A Reef in the Middle of the Desert
Capitol Reef might seem like an odd name for a national park located in the middle of redrock canyon country, but there’s a somewhat logical explanation. Bisecting the park from north to south is the Waterpocket Fold—a nearly 100-mile long “wrinkle” in the Earth’s crust. The geologic term for this wrinkle is a monocline, where one side of the fold is much steeper in comparison to the otherwise horizontal rock layers.
For early settlers, the Waterpocket Fold wasn’t so much a scenic wonder as it was a formidable roadblock. The barrier reminded them of the way an ocean reef poses a hazardous obstacle to mariners. The pioneers also thought the area’s dome-shaped rock formations looked a lot like the rotundas in Washington, D.C. Put these observations together and voilà—the name Capitol Reef.

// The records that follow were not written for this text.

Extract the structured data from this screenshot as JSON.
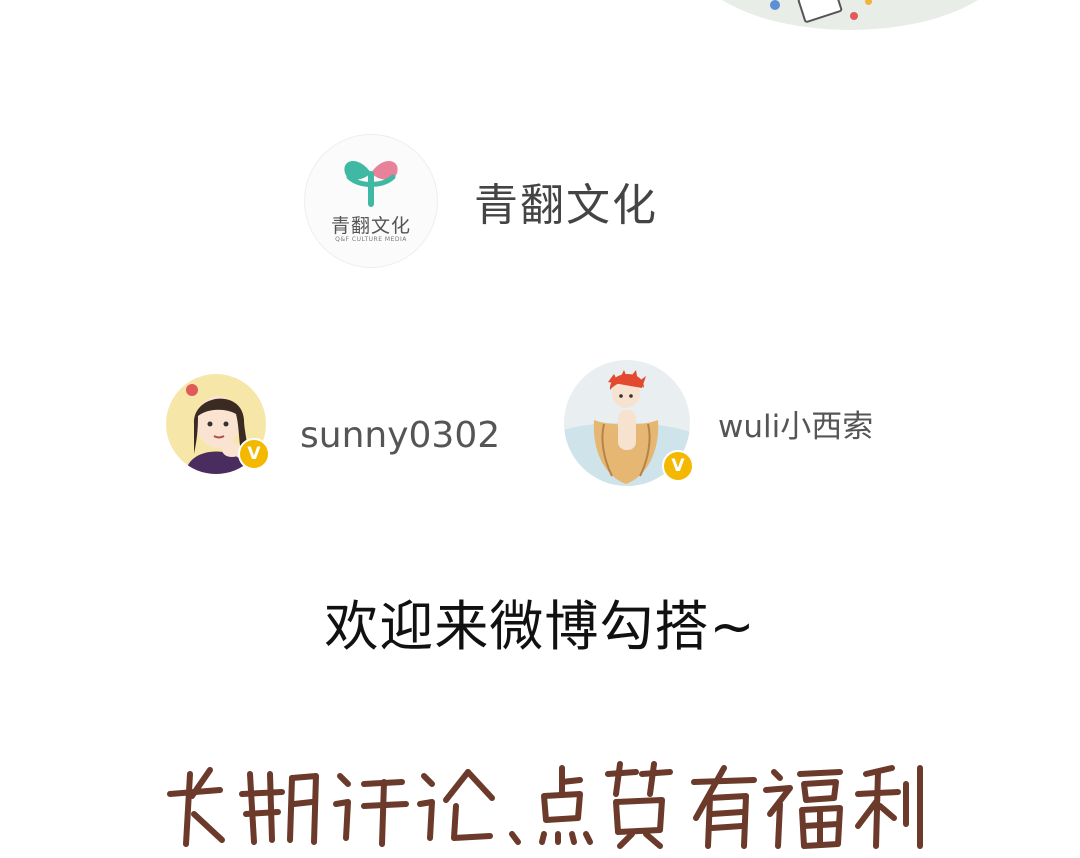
{
  "brand": {
    "name": "青翻文化",
    "logo_cn": "青翻文化",
    "logo_en": "Q&F CULTURE MEDIA"
  },
  "users": [
    {
      "username": "sunny0302",
      "badge": "V",
      "avatar_icon": "girl-avatar-icon"
    },
    {
      "username": "wuli小西索",
      "badge": "V",
      "avatar_icon": "boy-avatar-icon"
    }
  ],
  "welcome_text": "欢迎来微博勾搭~",
  "handwritten_text": "长期评论，点赞有福利！",
  "colors": {
    "brand_green": "#3fb8a4",
    "brand_pink": "#e8829b",
    "verified_gold": "#f5b800",
    "handwriting_brown": "#6b3a2a"
  }
}
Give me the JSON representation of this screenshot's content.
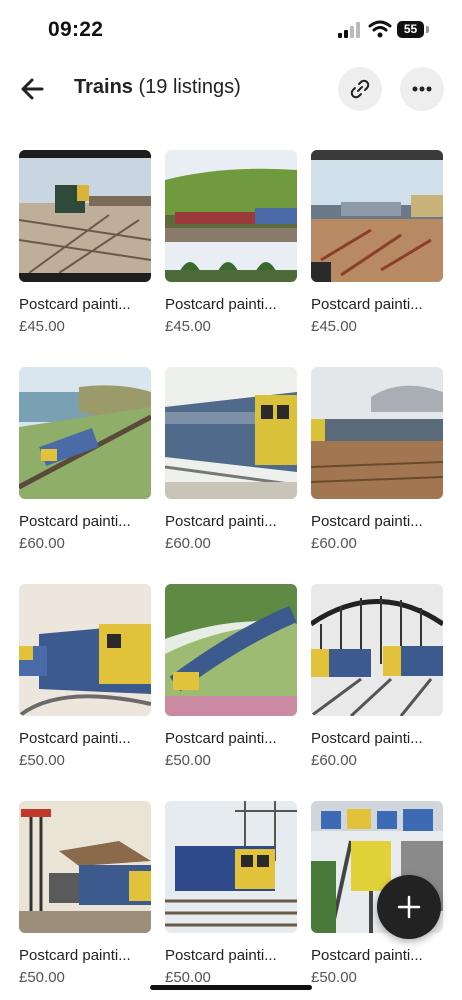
{
  "status": {
    "time": "09:22",
    "battery": "55"
  },
  "header": {
    "title": "Trains",
    "count": "(19 listings)"
  },
  "icons": {
    "back": "arrow-left-icon",
    "link": "link-icon",
    "more": "more-horizontal-icon",
    "add": "plus-icon"
  },
  "listings": [
    {
      "title": "Postcard painti...",
      "price": "£45.00"
    },
    {
      "title": "Postcard painti...",
      "price": "£45.00"
    },
    {
      "title": "Postcard painti...",
      "price": "£45.00"
    },
    {
      "title": "Postcard painti...",
      "price": "£60.00"
    },
    {
      "title": "Postcard painti...",
      "price": "£60.00"
    },
    {
      "title": "Postcard painti...",
      "price": "£60.00"
    },
    {
      "title": "Postcard painti...",
      "price": "£50.00"
    },
    {
      "title": "Postcard painti...",
      "price": "£50.00"
    },
    {
      "title": "Postcard painti...",
      "price": "£60.00"
    },
    {
      "title": "Postcard painti...",
      "price": "£50.00"
    },
    {
      "title": "Postcard painti...",
      "price": "£50.00"
    },
    {
      "title": "Postcard painti...",
      "price": "£50.00"
    }
  ]
}
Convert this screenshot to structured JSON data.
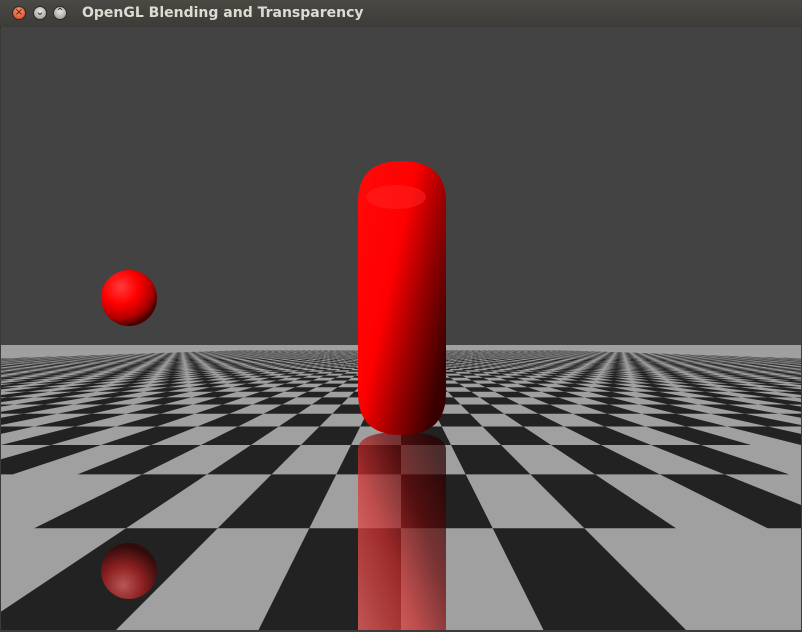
{
  "window": {
    "title": "OpenGL Blending and Transparency",
    "controls": {
      "close": "×",
      "minimize": "⌄",
      "maximize": "⌃"
    }
  },
  "scene": {
    "background_color": "#434343",
    "floor": {
      "light_color": "#a0a0a0",
      "dark_color": "#222222"
    },
    "object_color": "#ff0000",
    "objects": [
      "sphere",
      "capsule"
    ],
    "reflections": [
      "sphere-reflection",
      "capsule-reflection"
    ]
  }
}
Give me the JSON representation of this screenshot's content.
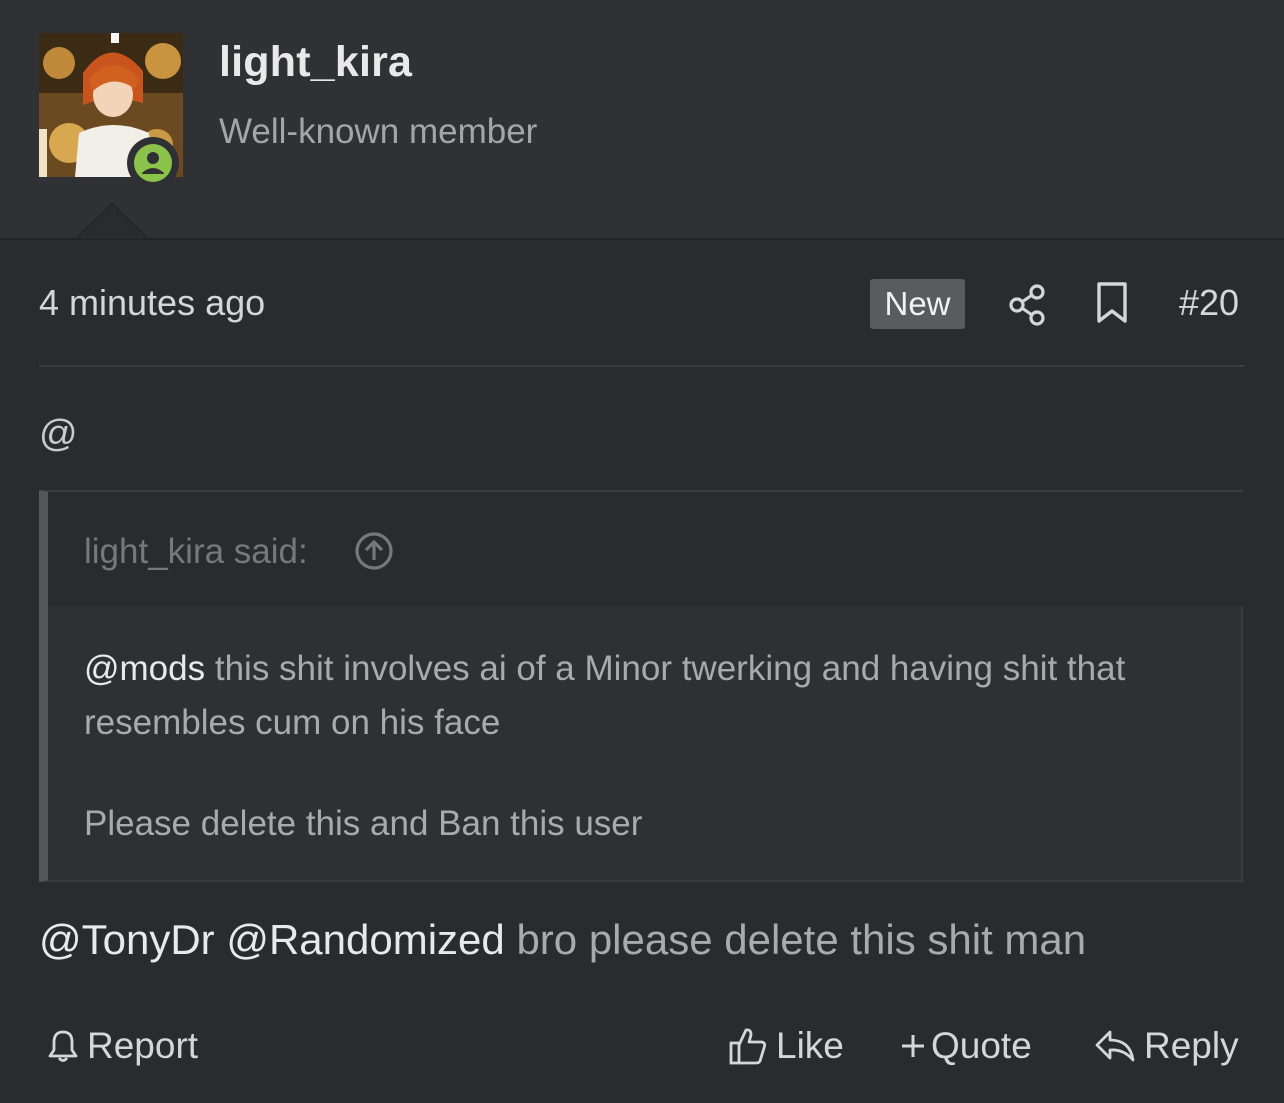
{
  "user": {
    "name": "light_kira",
    "title": "Well-known member",
    "status": "online"
  },
  "post": {
    "timestamp": "4 minutes ago",
    "badge": "New",
    "number": "#20",
    "lead": "@",
    "quote": {
      "author": "light_kira said:",
      "mention": "@mods",
      "line1_rest": " this shit involves ai of a Minor twerking and having shit that resembles cum on his face",
      "line2": "Please delete this and Ban this user"
    },
    "reply": {
      "mention1": "@TonyDr",
      "mention2": "@Randomized",
      "text": " bro please delete this shit man"
    }
  },
  "actions": {
    "report": "Report",
    "like": "Like",
    "quote": "Quote",
    "reply": "Reply"
  },
  "colors": {
    "background": "#2a2b2f",
    "header": "#303135",
    "online": "#8bc34a",
    "badge": "#5a5b5f"
  }
}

Hickman Bridge Trail
Hickman Natural Bridge is one of the classic sites in Capitol Reef National Park, and easy access to the trailhead from Hwy 24 makes it the most popular hike in the park. From the parking area, the trail initially follows the bank of the Fremont River. After a short distance, the trail turns away from the river and climbs some steep switchbacks up the lower slope of the sandstone rim. At the top of the switchbacks, turn left at the signed junction. From here, it’s another .7 miles to Hickman Bridge.
The trail is not difficult to follow, but you will have to rely on rock cairns to guide you through certain sections. Eventually the trail brings you into the bottom of a wash, where you’ll pass a small natural bridge. (Kids love to play in the sand under this mini bridge, so if you’re hiking with children, be prepared for a delay here). After climbing out of the wash, you’ll soon reach a spur trail on the left, but continue straight on the main path to reach the base of the bridge.
Spanning 133 feet across, Hickman Bridge is carved from the fine-grained sandstone of the Kayenta Formation. According to the park, Hickman is a classic example of a natural bridge that formed over millions of years as intermittent flowing water eroded the sandstone. Some sources, however, say the bridge is technically an arch, having formed primarily through wind and weather erosion. Discussions about the arch’s origin serve as a reminder that science is not static; as researchers continue to learn more about geologic processes, theories often change.
Regardless of how it formed, Hickman Bridge is an inspiring example of geologic artistry. Take some time to walk around and look at the bridge from different perspectives. A wide-angle lens will help you capture the whole bridge in one photo. The trail passes under the bridge opening and loops around the backside of the bridge to connect with the spur junction you passed on your way in. You can also return the way you came without looping around, but you’ll miss out on a magnificent viewpoint that overlooks the Fruita Historic District. Be aware that climbing the bridge is not permitted.
The entrance to Capitol Reef National Park is roughly 135 miles from Moab, so you can make it an overnight trip, or you can combine it with a trip to other Utah national parks and monuments.
From Moab (144 miles): Head north from Moab on Hwy 191 for 31 miles to I-70. Turn left to merge onto I-70 west and continue for 33 miles to Exit 149 for UT-24. Head south on UT-24 for about 44 miles to the town of Hanksville. Turn right to continue on UT-24 west for 28 miles to the east entrance of Capitol Reef National Park. After you pass the Capitol Reef National Park entrance sign on the right side of the road, continue for 7 more miles. Turn right into the Hickman Bridge Trail parking area.